EXERCISE. Whenever the string "サービスプロバイダを検索" appears in a line below, please copy the line out.

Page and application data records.
*****

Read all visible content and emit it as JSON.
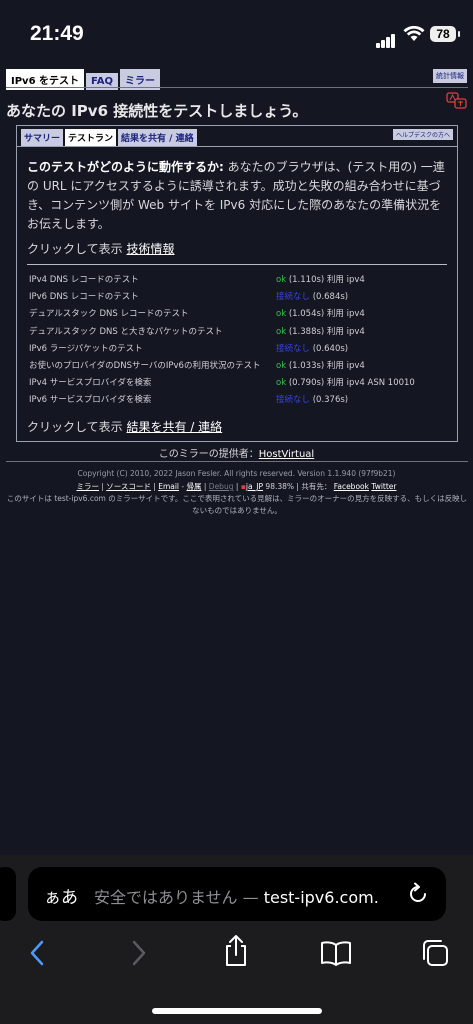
{
  "status_bar": {
    "time": "21:49",
    "battery": "78"
  },
  "top_tabs": [
    {
      "label": "IPv6 をテスト",
      "active": true
    },
    {
      "label": "FAQ",
      "active": false
    },
    {
      "label": "ミラー",
      "active": false
    }
  ],
  "stats_link": "統計情報",
  "headline": "あなたの IPv6 接続性をテストしましょう。",
  "sub_tabs": [
    {
      "label": "サマリー",
      "active": false
    },
    {
      "label": "テストラン",
      "active": true
    },
    {
      "label": "結果を共有 / 連絡",
      "active": false
    }
  ],
  "helpdesk_link": "ヘルプデスクの方へ",
  "intro": {
    "bold": "このテストがどのように動作するか:",
    "text": " あなたのブラウザは、(テスト用の) 一連の URL にアクセスするように誘導されます。成功と失敗の組み合わせに基づき、コンテンツ側が Web サイトを IPv6 対応にした際のあなたの準備状況をお伝えします。"
  },
  "click_show_label": "クリックして表示",
  "tech_info_link": "技術情報",
  "tests": [
    {
      "name": "IPv4 DNS レコードのテスト",
      "status": "ok",
      "detail": " (1.110s) 利用 ipv4"
    },
    {
      "name": "IPv6 DNS レコードのテスト",
      "status": "接続なし",
      "detail": " (0.684s)"
    },
    {
      "name": "デュアルスタック DNS レコードのテスト",
      "status": "ok",
      "detail": " (1.054s) 利用 ipv4"
    },
    {
      "name": "デュアルスタック DNS と大きなパケットのテスト",
      "status": "ok",
      "detail": " (1.388s) 利用 ipv4"
    },
    {
      "name": "IPv6 ラージパケットのテスト",
      "status": "接続なし",
      "detail": " (0.640s)"
    },
    {
      "name": "お使いのプロバイダのDNSサーバのIPv6の利用状況のテスト",
      "status": "ok",
      "detail": " (1.033s) 利用 ipv4"
    },
    {
      "name": "IPv4 サービスプロバイダを検索",
      "status": "ok",
      "detail": " (0.790s) 利用 ipv4 ASN 10010"
    },
    {
      "name": "IPv6 サービスプロバイダを検索",
      "status": "接続なし",
      "detail": " (0.376s)"
    }
  ],
  "share_link": "結果を共有 / 連絡",
  "mirror": {
    "label": "このミラーの提供者：",
    "provider": "HostVirtual"
  },
  "copyright": "Copyright (C) 2010, 2022 Jason Fesler. All rights reserved. Version 1.1.940 (97f9b21)",
  "footer_links": {
    "mirror": "ミラー",
    "source": "ソースコード",
    "email": "Email",
    "sep": " - ",
    "attribution": "帰属",
    "debug": "Debug",
    "locale": "ja_JP",
    "percent": "98.38%",
    "share_label": "共有先：",
    "facebook": "Facebook",
    "twitter": "Twitter"
  },
  "disclaimer": "このサイトは test-ipv6.com のミラーサイトです。ここで表明されている見解は、ミラーのオーナーの見方を反映する、もしくは反映しないものではありません。",
  "browser": {
    "aa_label": "ぁあ",
    "url_insecure": "安全ではありません — ",
    "url_domain": "test-ipv6.com."
  },
  "colors": {
    "background": "#141621",
    "ok": "#35c24a",
    "fail": "#3a45e0",
    "tab_bg": "#c9cbe0"
  }
}
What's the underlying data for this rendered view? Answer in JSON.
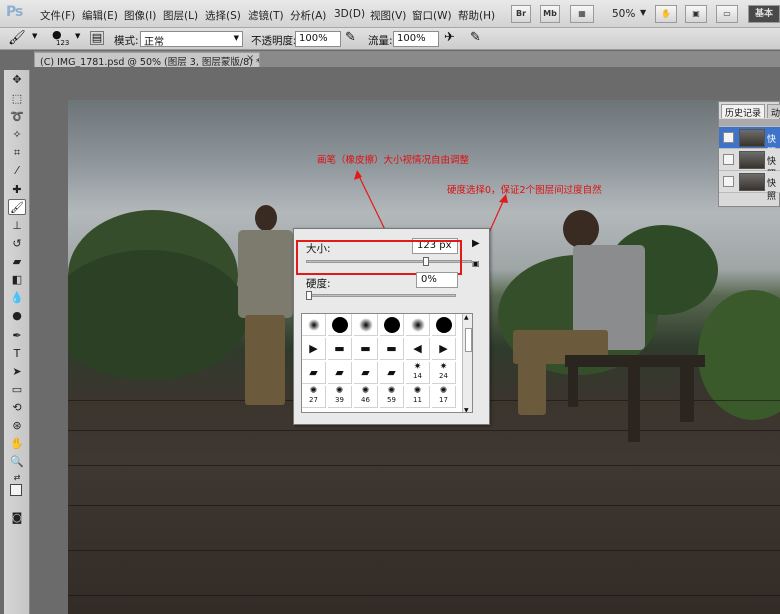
{
  "app": {
    "logo": "Ps"
  },
  "menu": [
    "文件(F)",
    "编辑(E)",
    "图像(I)",
    "图层(L)",
    "选择(S)",
    "滤镜(T)",
    "分析(A)",
    "3D(D)",
    "视图(V)",
    "窗口(W)",
    "帮助(H)"
  ],
  "menubar_right": {
    "br": "Br",
    "mb": "Mb",
    "zoom": "50%",
    "workspace": "基本"
  },
  "options": {
    "brush_size": "123",
    "mode_label": "模式:",
    "mode_value": "正常",
    "opacity_label": "不透明度:",
    "opacity_value": "100%",
    "flow_label": "流量:",
    "flow_value": "100%"
  },
  "document": {
    "tab_title": "(C) IMG_1781.psd @ 50% (图层 3, 图层蒙版/8) *",
    "close": "×"
  },
  "annotations": {
    "size_note": "画笔（橡皮擦）大小视情况自由调整",
    "hardness_note": "硬度选择0，保证2个图层间过度自然"
  },
  "brush_panel": {
    "size_label": "大小:",
    "size_value": "123 px",
    "size_level": 0.73,
    "hardness_label": "硬度:",
    "hardness_value": "0%",
    "hardness_level": 0.0,
    "preset_labels": [
      "14",
      "24",
      "27",
      "39",
      "46",
      "59",
      "11",
      "17"
    ]
  },
  "history": {
    "tab1": "历史记录",
    "tab2": "动作",
    "rows": [
      "快照",
      "快照",
      "快照"
    ]
  },
  "colors": {
    "accent_red": "#e21a1a",
    "selection_blue": "#3d74c9"
  }
}
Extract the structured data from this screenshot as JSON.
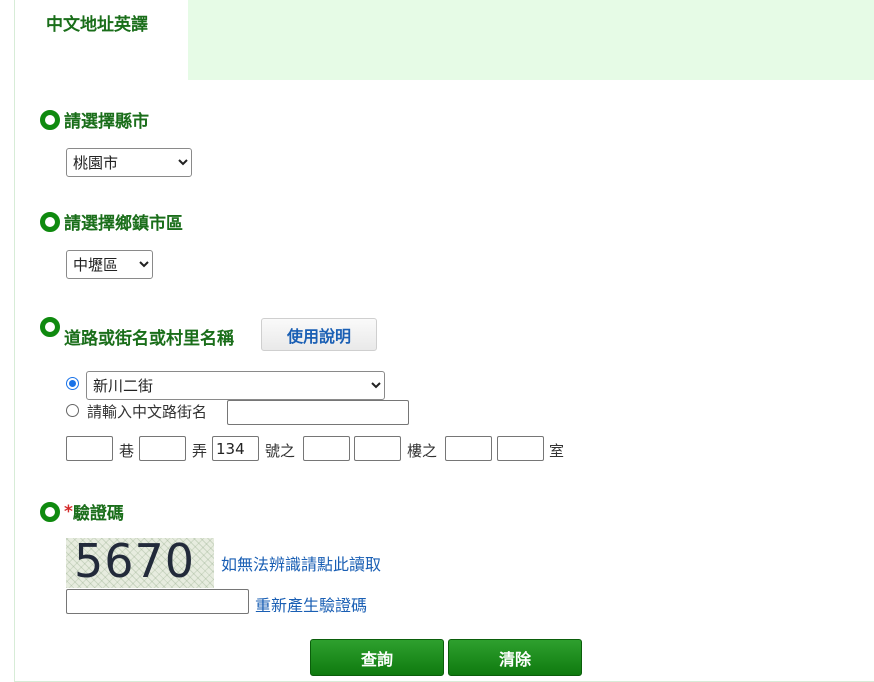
{
  "page": {
    "tab_title": "中文地址英譯",
    "accent_color": "#0f8a0f",
    "tab_bg_color": "#e6fbe6"
  },
  "county": {
    "label": "請選擇縣市",
    "selected": "桃園市"
  },
  "district": {
    "label": "請選擇鄉鎮市區",
    "selected": "中壢區"
  },
  "road": {
    "label": "道路或街名或村里名稱",
    "help_button": "使用說明",
    "select_option_selected": true,
    "selected_road": "新川二街",
    "manual_label": "請輸入中文路街名",
    "manual_value": ""
  },
  "address": {
    "lane_value": "",
    "lane_unit": "巷",
    "alley_value": "",
    "alley_unit": "弄",
    "number_value": "134",
    "number_unit": "號之",
    "number_sub_value": "",
    "floor_value": "",
    "floor_unit": "樓之",
    "floor_sub_value": "",
    "room_value": "",
    "room_unit": "室"
  },
  "captcha": {
    "required_mark": "*",
    "label": "驗證碼",
    "image_text": "5670",
    "audio_link": "如無法辨識請點此讀取",
    "input_value": "",
    "refresh_link": "重新產生驗證碼"
  },
  "actions": {
    "search": "查詢",
    "clear": "清除"
  }
}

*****

TASK RESULT.
      "name": "IPv4 サービスプロバイダを検索",
      "name": "IPv6 サービスプロバイダを検索",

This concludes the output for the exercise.